Know Your Limits

Even the modern version of the diet can be fairly limiting. It can be hard to supply adequate amounts of minerals like calcium, iron and zinc, and omega-3 fatty acids and fat-soluble vitamins like vitamin D with this diet. A large Dutch study showed statistically significant growth retardation and serious delays in psychomotor development in children raised on macrobiotic diets. This has led some dietitians to warn against it.
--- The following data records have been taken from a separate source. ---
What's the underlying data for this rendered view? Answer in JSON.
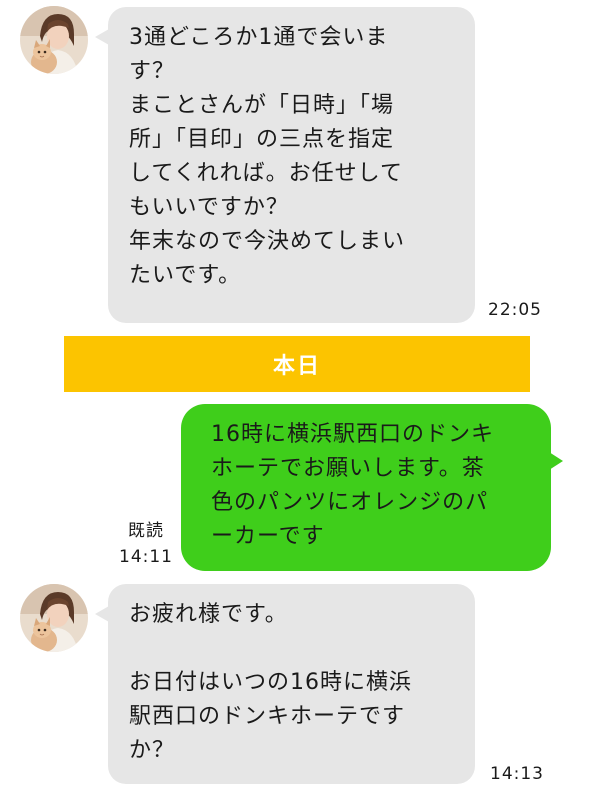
{
  "colors": {
    "incoming_bubble": "#e6e6e6",
    "outgoing_bubble": "#3fce1b",
    "date_separator": "#fcc400",
    "background": "#ffffff"
  },
  "messages": [
    {
      "direction": "incoming",
      "avatar_icon": "woman-with-cat-avatar",
      "text": "3通どころか1通で会いま\nす？\nまことさんが「日時」「場\n所」「目印」の三点を指定\nしてくれれば。お任せして\nもいいですか？\n年末なので今決めてしまい\nたいです。",
      "time": "22:05"
    },
    {
      "direction": "outgoing",
      "text": "16時に横浜駅西口のドンキ\nホーテでお願いします。茶\n色のパンツにオレンジのパ\nーカーです",
      "read_label": "既読",
      "time": "14:11"
    },
    {
      "direction": "incoming",
      "avatar_icon": "woman-with-cat-avatar",
      "text": "お疲れ様です。\n\nお日付はいつの16時に横浜\n駅西口のドンキホーテです\nか？",
      "time": "14:13"
    }
  ],
  "date_separator": {
    "label": "本日"
  }
}
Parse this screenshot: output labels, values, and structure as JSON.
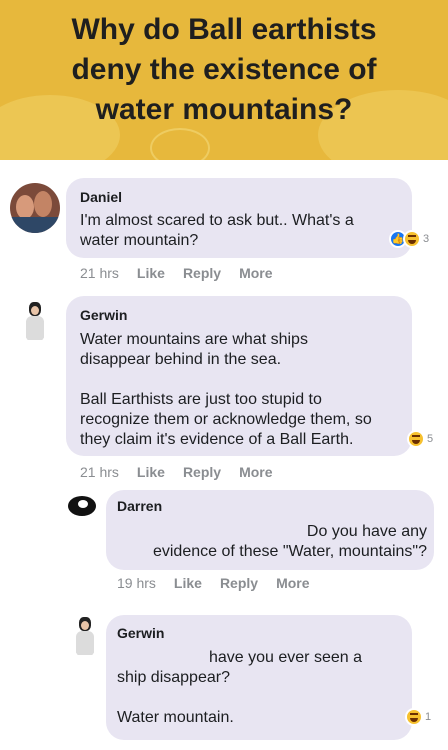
{
  "header": {
    "title": "Why do Ball earthists\ndeny the existence of\nwater mountains?"
  },
  "comments": [
    {
      "name": "Daniel",
      "text": "I'm almost scared to ask but.. What's a\nwater mountain?",
      "time": "21 hrs",
      "actions": [
        "Like",
        "Reply",
        "More"
      ],
      "reactions": {
        "icons": [
          "like-icon",
          "haha-icon"
        ],
        "count": "3"
      }
    },
    {
      "name": "Gerwin",
      "text": "Water mountains are what ships\ndisappear behind in the sea.\n\nBall Earthists are just too stupid to\nrecognize them or acknowledge them, so\nthey claim it's evidence of a Ball Earth.",
      "time": "21 hrs",
      "actions": [
        "Like",
        "Reply",
        "More"
      ],
      "reactions": {
        "icons": [
          "haha-icon"
        ],
        "count": "5"
      }
    },
    {
      "name": "Darren",
      "text": "Do you have any\nevidence of these \"Water, mountains\"?",
      "time": "19 hrs",
      "actions": [
        "Like",
        "Reply",
        "More"
      ]
    },
    {
      "name": "Gerwin",
      "text": "have you ever seen a\nship disappear?\n\nWater mountain.",
      "reactions": {
        "icons": [
          "haha-icon"
        ],
        "count": "1"
      }
    }
  ],
  "colors": {
    "header_bg": "#e7b83c",
    "bubble_bg": "#e8e5f2",
    "meta_text": "#8a8d91"
  }
}
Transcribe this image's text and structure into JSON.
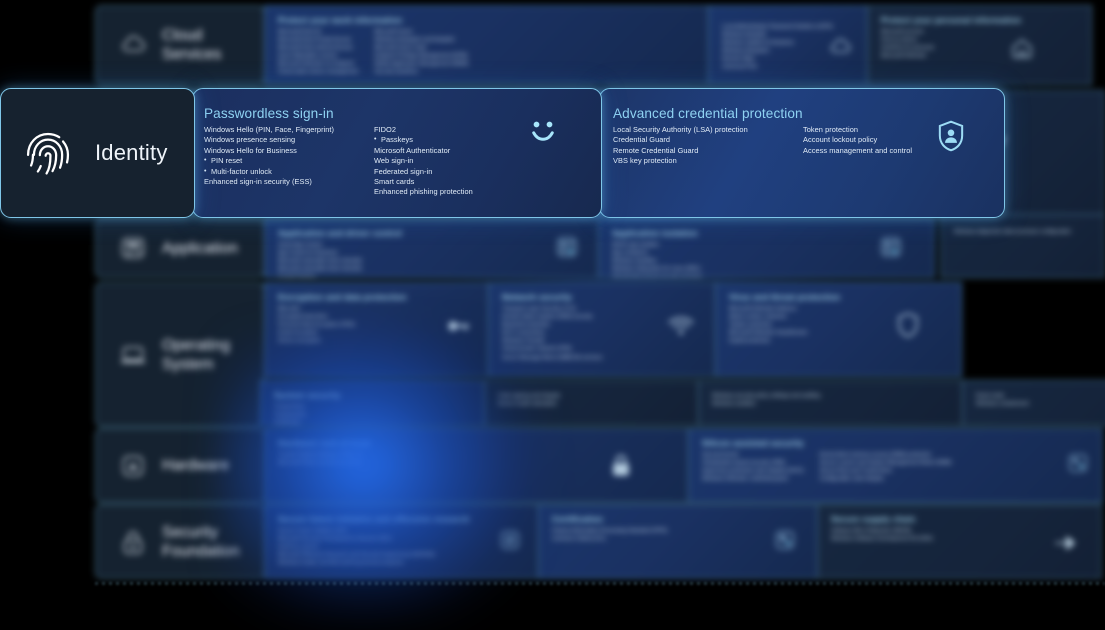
{
  "meta": {
    "background_color": "#000000",
    "accent_color": "#7fc6e8",
    "title_color": "#8fd2f2",
    "panel_color": "#1d3568",
    "label_panel_color": "#16222f"
  },
  "stack": {
    "rows": [
      {
        "id": "cloud-services",
        "label": "Cloud\nServices",
        "label_line_1": "Cloud",
        "label_line_2": "Services",
        "icon": "cloud-icon",
        "panes": [
          {
            "title": "Protect your work information",
            "icon": "cloud-icon",
            "columns": [
              [
                "Microsoft Entra ID",
                "Microsoft Entra Private Access",
                "Microsoft Entra Internet Access",
                "Azure Attestation service",
                "Microsoft Defender for Endpoint",
                "Cloud-native device management"
              ],
              [
                "Microsoft Intune",
                "Windows Autopatch and Autopilot",
                "Microsoft Intune Suite",
                "Endpoint Privilege Management (EPM)",
                "Mobile Application Management (MAM)",
                "Security baselines"
              ],
              [
                "Local Administrator Password Solution (LAPS)",
                "Windows Autopilot",
                "Windows Update for Business",
                "Windows Autopatch",
                "Remote Wipe",
                "Universal Print"
              ]
            ]
          },
          {
            "title": "Protect your personal information",
            "icon": "home-icon",
            "columns": [
              [
                "Microsoft account",
                "Find my device",
                "OneDrive for personal",
                "Microsoft Defender"
              ]
            ]
          }
        ]
      },
      {
        "id": "identity",
        "label_line_1": "Identity",
        "icon": "fingerprint-icon",
        "focused": true
      },
      {
        "id": "application",
        "label_line_1": "Application",
        "icon": "application-icon",
        "panes": [
          {
            "title": "Application and driver control",
            "icon": "app-control-icon",
            "columns": [
              [
                "Smart App Control",
                "App Control for Business",
                "Microsoft vulnerable driver blocklist",
                "Microsoft vulnerable driver blocklist",
                "Trusted Signing"
              ]
            ]
          },
          {
            "title": "Application isolation",
            "icon": "app-isolation-icon",
            "columns": [
              [
                "Win32 app isolation",
                "App containers",
                "Windows Sandbox",
                "Windows Subsystem for Linux (WSL)",
                "Virtualization-based security enclaves"
              ]
            ]
          }
        ]
      },
      {
        "id": "operating-system",
        "label_line_1": "Operating",
        "label_line_2": "System",
        "icon": "laptop-icon",
        "panes": [
          {
            "title": "Encryption and data protection",
            "icon": "key-icon",
            "columns": [
              [
                "BitLocker",
                "Encrypted hard drive",
                "Personal Data Encryption (PDE)",
                "Email encryption",
                "Device encryption"
              ]
            ]
          },
          {
            "title": "Network security",
            "icon": "wifi-icon",
            "columns": [
              [
                "Transport Layer Security (TLS)",
                "Domain Name System (DNS) security",
                "Bluetooth protection",
                "Wi-Fi connections",
                "Windows Firewall",
                "Virtual private network (VPN)",
                "Server Message Block (SMB) file services"
              ]
            ]
          },
          {
            "title": "Virus and threat protection",
            "icon": "shield-icon",
            "columns": [
              [
                "Microsoft Defender Antivirus",
                "Attack surface reduction",
                "Tamper protection",
                "Microsoft Defender SmartScreen",
                "Exploit protection"
              ]
            ]
          },
          {
            "title": "System security",
            "icon": "system-icon",
            "columns": [
              [
                "Trusted Boot",
                "Cryptography",
                "Certificates"
              ],
              [
                "Code signing and integrity",
                "Device health attestation"
              ],
              [
                "Windows security policy settings and auditing",
                "Windows sandbox"
              ],
              [
                "Kiosk mode",
                "Windows containment"
              ]
            ]
          }
        ]
      },
      {
        "id": "hardware",
        "label_line_1": "Hardware",
        "icon": "chip-icon",
        "panes": [
          {
            "title": "Hardware root-of-trust",
            "icon": "lock-chip-icon",
            "columns": [
              [
                "Trusted Platform Module (TPM) 2.0",
                "Microsoft Pluton security processor"
              ]
            ]
          },
          {
            "title": "Silicon assisted security",
            "icon": "silicon-icon",
            "columns": [
              [
                "Secured kernel",
                "Virtualization-based security (VBS)",
                "Hypervisor-protected code integrity (HVCI)",
                "Windows Defender credential guard"
              ],
              [
                "Kernel direct memory access (DMA) protection",
                "Secure Launch and System Management Mode (SMM)",
                "Secure Boot and Trusted Boot",
                "Configurable code integrity"
              ]
            ]
          }
        ]
      },
      {
        "id": "security-foundation",
        "label_line_1": "Security",
        "label_line_2": "Foundation",
        "icon": "padlock-icon",
        "panes": [
          {
            "title": "Secure future initiative and offensive research",
            "icon": "research-icon",
            "columns": [
              [
                "Secure Future Initiative (SFI)",
                "Microsoft Security Development Lifecycle (SDL)",
                "OneFuzz service",
                "Microsoft Offensive Research and Security Engineering (MORSE)",
                "Windows Insider and Microsoft bug bounty programs"
              ]
            ]
          },
          {
            "title": "Certification",
            "icon": "certificate-icon",
            "columns": [
              [
                "Federal Information Processing Standard (FIPS)",
                "Common Criteria (CC)"
              ]
            ]
          },
          {
            "title": "Secure supply chain",
            "icon": "supply-chain-icon",
            "columns": [
              [
                "Software Bill of Materials (SBOM)",
                "Windows Software Development Kit (SDK)"
              ]
            ]
          }
        ]
      }
    ],
    "side_column": {
      "label": "Privacy",
      "icon": "privacy-icon",
      "items": [
        "Privacy",
        "Consent",
        "Controls",
        "Windows diagnostic data processor configuration"
      ]
    }
  },
  "identity": {
    "label": "Identity",
    "icon": "fingerprint-icon",
    "pane_1": {
      "title": "Passwordless sign-in",
      "smiley_icon": "windows-hello-smiley-icon",
      "column_1": [
        {
          "text": "Windows Hello (PIN, Face, Fingerprint)",
          "bullet": false
        },
        {
          "text": "Windows presence sensing",
          "bullet": false
        },
        {
          "text": "Windows Hello for Business",
          "bullet": false
        },
        {
          "text": "PIN reset",
          "bullet": true
        },
        {
          "text": "Multi-factor unlock",
          "bullet": true
        },
        {
          "text": "Enhanced sign-in security (ESS)",
          "bullet": false
        }
      ],
      "column_2": [
        {
          "text": "FIDO2",
          "bullet": false
        },
        {
          "text": "Passkeys",
          "bullet": true
        },
        {
          "text": "Microsoft Authenticator",
          "bullet": false
        },
        {
          "text": "Web sign-in",
          "bullet": false
        },
        {
          "text": "Federated sign-in",
          "bullet": false
        },
        {
          "text": "Smart cards",
          "bullet": false
        },
        {
          "text": "Enhanced phishing protection",
          "bullet": false
        }
      ]
    },
    "pane_2": {
      "title": "Advanced credential protection",
      "shield_icon": "shield-person-icon",
      "column_1": [
        {
          "text": "Local Security Authority (LSA) protection",
          "bullet": false
        },
        {
          "text": "Credential Guard",
          "bullet": false
        },
        {
          "text": "Remote Credential Guard",
          "bullet": false
        },
        {
          "text": "VBS key protection",
          "bullet": false
        }
      ],
      "column_2": [
        {
          "text": "Token protection",
          "bullet": false
        },
        {
          "text": "Account lockout policy",
          "bullet": false
        },
        {
          "text": "Access management and control",
          "bullet": false
        }
      ]
    }
  }
}
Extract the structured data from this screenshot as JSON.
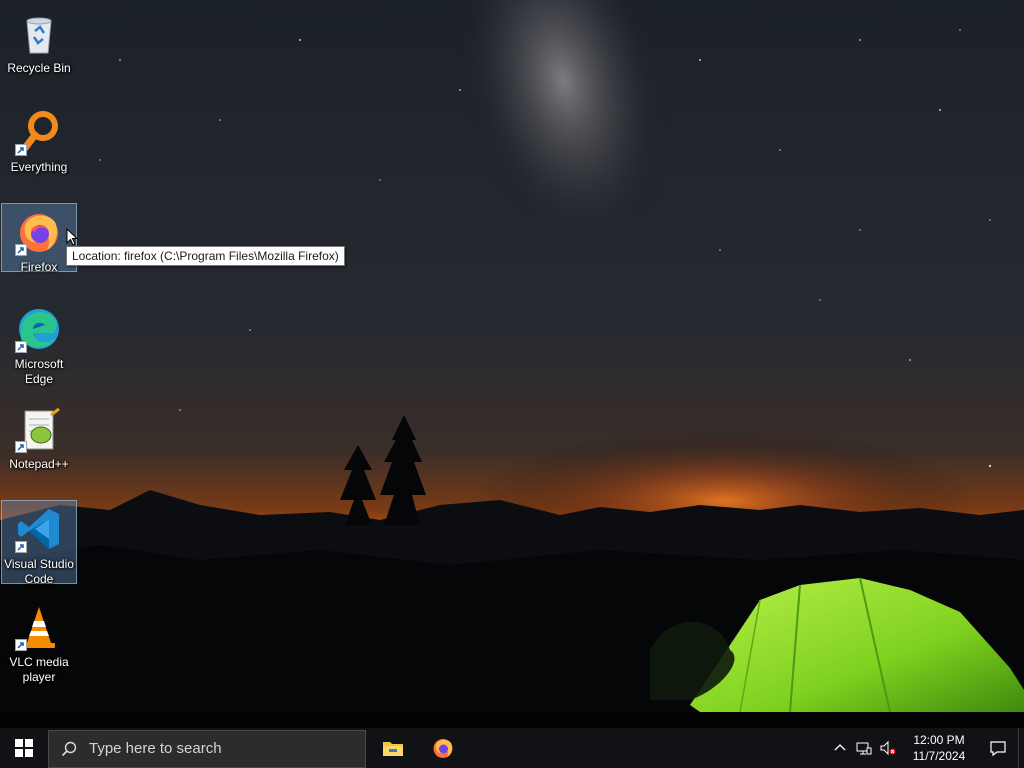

Clinical dietitian Christina Arquette promotes many aspects of the macrobiotic diet for her patients. “The focus on fresh and seasonal foods creates for a healthier food system and environment,” she says. “The diet promotes whole grains, beans and vegetables, which almost every person should pursue. One advantage of the macrobiotic diet is the increased fiber content with the push of whole grains and vegetables, an area that is lacking in most Americans. This diet is also low in processed foods and foods that are high in saturated and trans fats, which is recommended for all Americans and decreases your chance for heart disease,” Arquette says.

However, she also has some cautions. “Anytime a diet promotes vegetarianism, the individual has to be extra vigilant on consuming enough protein and fat soluble vitamins, specifically B12. B12 is naturally found in mainly animal products. The diet does not prohibit fish consumption, which can be vital for many people to meet their B12 needs. Iron and calcium are also at an increased risk for deficiency. Make sure to add lots of dark green leafy vegetables to get adequate calcium,” she says. Non-animal sources of iron include almonds, beans, cooked spinach and hummus. “Overall it can be a healthy and advantageous diet, Arquette says, adding that “Children, pregnant women, the ill and elderly should consult with their dietitian before changing to this diet.”

The macrobiotic diet is a lifestyle philosophy, not a diet plan. Therefore, it takes a real commitment to implement. Eating more locally produced foods, vegetables, whole grains and beans would benefit most Americans, but the strict regimen imposed by the macrobiotic lifestyle can be hard to follow. Before embarking on such a plan, start by incorporating a few key concepts, like eliminating processed foods or adding more whole grains—healthy transitions that can benefit anyone’s diet.

YVONA FAST cooks and writes in Lake Clear, New York.